"We can't live in this world of pretend," Katniss said, pushing him away. "It hurts thinking of things we can't have."

No, not that one. Anything but that one.

Rejection broke his heart as he tried to reason with her. "But it's not pretend. It happened. It's real. Our secret, remember?"

She sighed and turned away from him."You're my brother, Peeta, and I... I don't love you like that. It's... It's wrong and I can't. Not like that, anyway. What we did was wrong, and we can't ever do it again. We won't."

"Please, Nissy..."

"Who's Nissy?" the woman asked, looking up at him strangely. His mind zeroed in on Katniss' face, her slight blush when she got embarrassed, her chapped, swollen lips pursed together in her signature scowl, and winced. He hadn't meant to say that out loud.

The lump in his throat cleared just an inch to let Peeta mutter out an excuse: "No one. No one important."

"Do you love me?"

"No."

He just wanted to sleep forever.


So I hope the chapter was worth the wait, and that you all enjoyed it. :) Please tell me what you think! Feedback is always a blessing for writers.

And as always, I would love to thank Shelby for being a fabulous friend and beta. This chapter (or anything that I write, really) wouldn't be the same without her amazing editing skills. You're the best, Shelby!

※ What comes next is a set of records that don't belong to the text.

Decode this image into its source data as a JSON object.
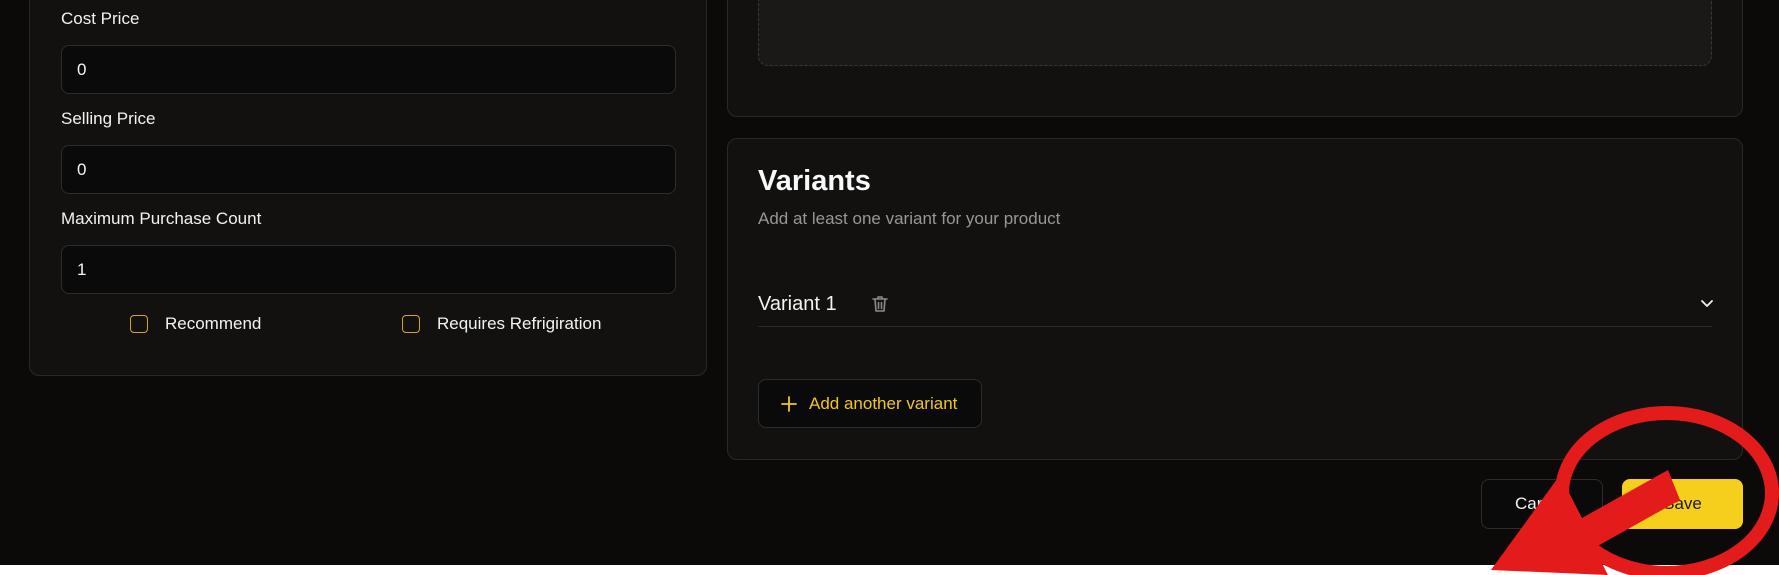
{
  "form": {
    "cost_price": {
      "label": "Cost Price",
      "value": "0"
    },
    "selling_price": {
      "label": "Selling Price",
      "value": "0"
    },
    "max_purchase": {
      "label": "Maximum Purchase Count",
      "value": "1"
    },
    "recommend_label": "Recommend",
    "refrigeration_label": "Requires Refrigiration"
  },
  "variants": {
    "title": "Variants",
    "description": "Add at least one variant for your product",
    "items": [
      {
        "name": "Variant 1"
      }
    ],
    "add_label": "Add another variant"
  },
  "actions": {
    "cancel_label": "Cancel",
    "save_label": "Save"
  },
  "colors": {
    "accent": "#f6cf1d",
    "annotation": "#e41b1b",
    "background": "#0b0a09"
  },
  "icons": [
    "trash-icon",
    "chevron-down-icon",
    "plus-icon"
  ]
}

If anyone has any questions, don't hesitate to ask. I'm always here to answer. :)

~Terri~